The beauty of this online course is its ease to facilitate social and collaborative learning, enabling learners to learn together. By making it easy to learn and digest information, such an e-course in turn enables the mentors to improve performance. Most have indicated that following their enrollment into the online course, they are now able to deliver their course assignments and respond to student needs better compared to the period before enrolling. Nothing sums this up well, like a quote by Ethan Edwards, Chief Instructional Strategist at Allen Interactions. He opines: "boring e-learning fails to engage the learner’s mind, and without that basic motivation and action, nothing can happen even when the learner goes through all the required motions." The interactive aspect keeps learners engaged and interested.
As an alternative to the paper-based learning, all e-learning programs offer less stress on the environment both in terms of paper waste and usage. Only a computer or a mobile phone and internet access is all a learner and course facilitator needs to complete the course.
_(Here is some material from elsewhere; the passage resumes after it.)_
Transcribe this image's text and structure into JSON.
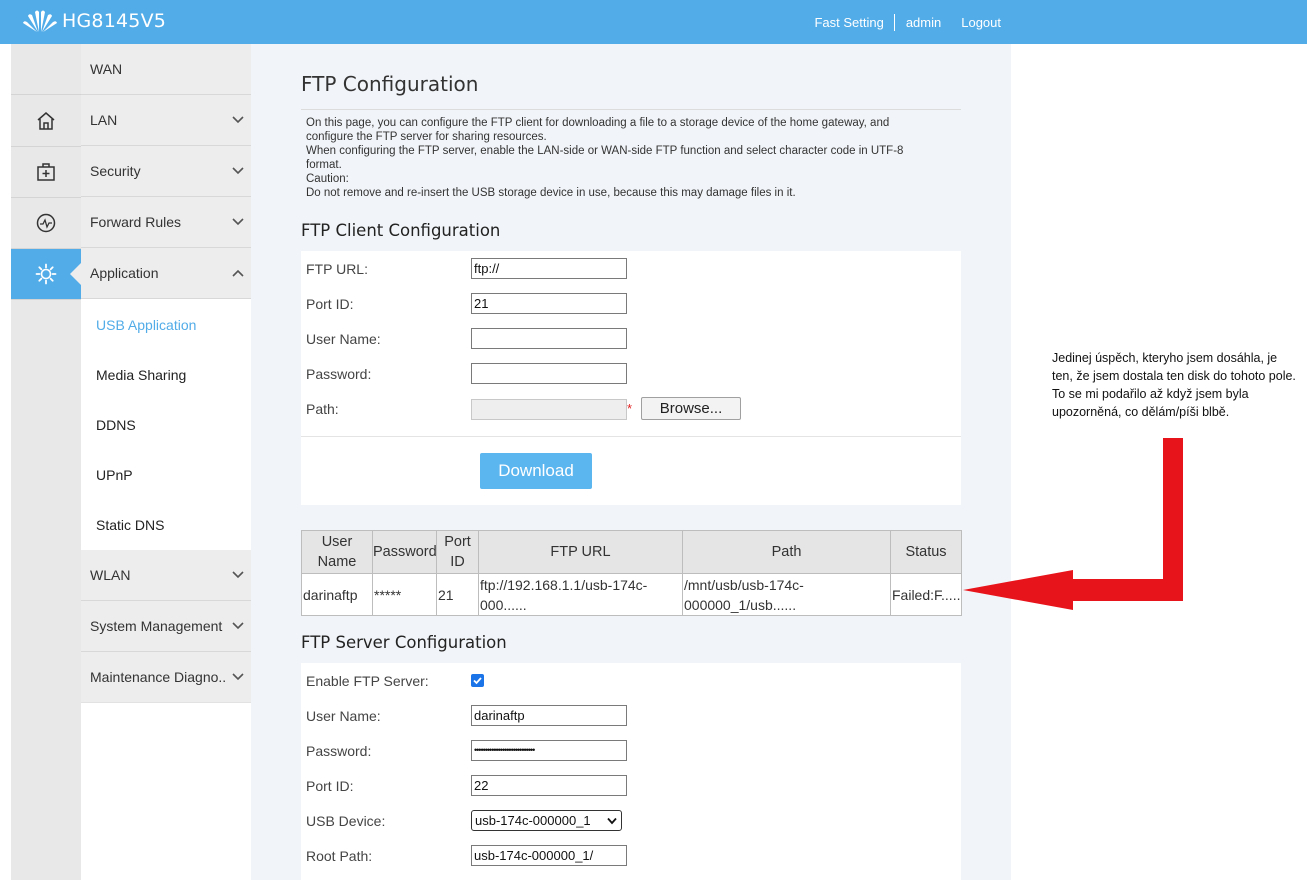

Most importantly, it is the ease of access and facilitation by experts that make e-learning interesting for the trainees, thereby explaining the high interest and good performance of trainees. For instance, none of the 150 enrolled has dropped out of the e-course that MCOP manages, supervised by professionals from MCOP and the University of Rwanda, School of Education that certified the course.
This evidence only proves that with the right ingredients in place, e-learning can work even for the least privileged. For this to work, all that is required is a good mix of interventions right from good government policy to proper programme monitoring and engagement with development partners.
To quote Jim Crapko, "If you continue training the same way you’ve always trained, don’t expect to get better results." It is time to embrace new technologies that offer alternatives for teachers like Nyirabashyitsi Valerie to be able to upgrade, gain knowledge and contribute better to Rwanda’s improved education.